Body of royal hoax nurse to reach Indian city Sunday: police
The body of an Indian-born nurse who apparently hanged herself after being duped by a royal hoax call to a London hospital was due to arrive on Sunday in the Indian city of Mangalore, police said.
Jacintha Saldanha, 46, was found dead days after answering the prank telephone call from two Australian radio DJs posing as British royals to the hospital treating Prince William's pregnant wife Catherine for morning sickness.
Mangalore, some 357 kilometres (221 miles) from the high-tech southern city of Bangalore, is where the mother of Saldanha lives along with another daughter and a son.
Saldanha's body will arrive a day after the children of the nurse told a mass in her memory at London's Westminster Cathedral, the main Catholic church in England, that her death had created "an unfillable void".

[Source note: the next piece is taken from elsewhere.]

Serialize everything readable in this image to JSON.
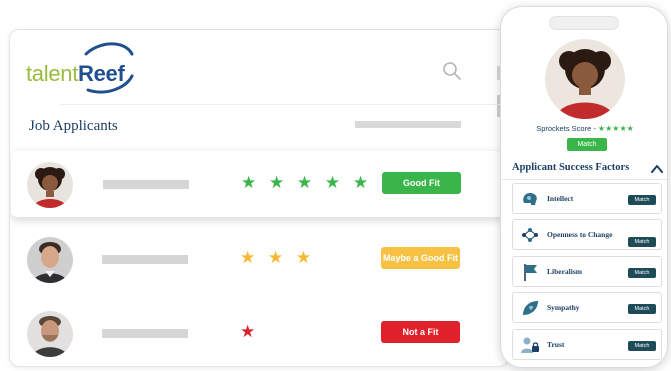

Her husband, 14-year-old daughter and 16-year-old son paid tribute to a loving wife and mother, whose death following what the hospital described as a "cruel trick", had left them bereft.
"We will miss your laughter, the loving memories and the good times we had together. The house is an empty dwelling without your presence," her daughter Lisha said.
"We love you Mum," she said.
Police in Mangalore, near Shirva town where Saldanha's family plan to hold her funeral, told AFP the body would be accompanied by the nurse's husband, Benedict Barboza, 49, and the children.
"Jacintha's body is expected to arrive in Mangalore on Sunday afternoon," Mangalore police commissioner Manish Kardikar told AFP.
Reverend William Menezes, spokesman for the Diocese of Mangalore, told AFP the funeral would take place on Monday at 4:00 pm (1030 GMT) in Shirva and police said as many as 5,000 people were expected to attend.
A London inquest last week heard that Saldanha, who moved to Britain from India around a dozen years ago, had been found hanging in hospital accommodation on December 7.
A few days earlier, the nurse put the prank call from the Australian radio station through to a colleague, who relayed details about Kate's condition that made global headlines.
Saldanha, whose death shocked many around the world, left three notes, one of which reportedly criticised her colleagues over treatment at the King Edward VII private hospital.
The hospital defended itself, saying it offered support to Saldanha and had stressed to her she would not be disciplined for being taken in by the call.
Dozens of Indian students marched to the British High Commission in New Delhi on Saturday, calling for a probe into what they claimed was a "mysterious death", according to a statement issued by them.
The demonstrators carried banners demanding "Justice for Jacintha" and alleged that "as a person of Indian origin she was isolated, victimised and subjected to harassment by the authorities".
Australian police say death threats have been made against Michael Christian and Mel Greig, the DJs from Sydney's 2Day FM radio station who made the call. The presenters made tearful apologies last week.
© 2012 AFP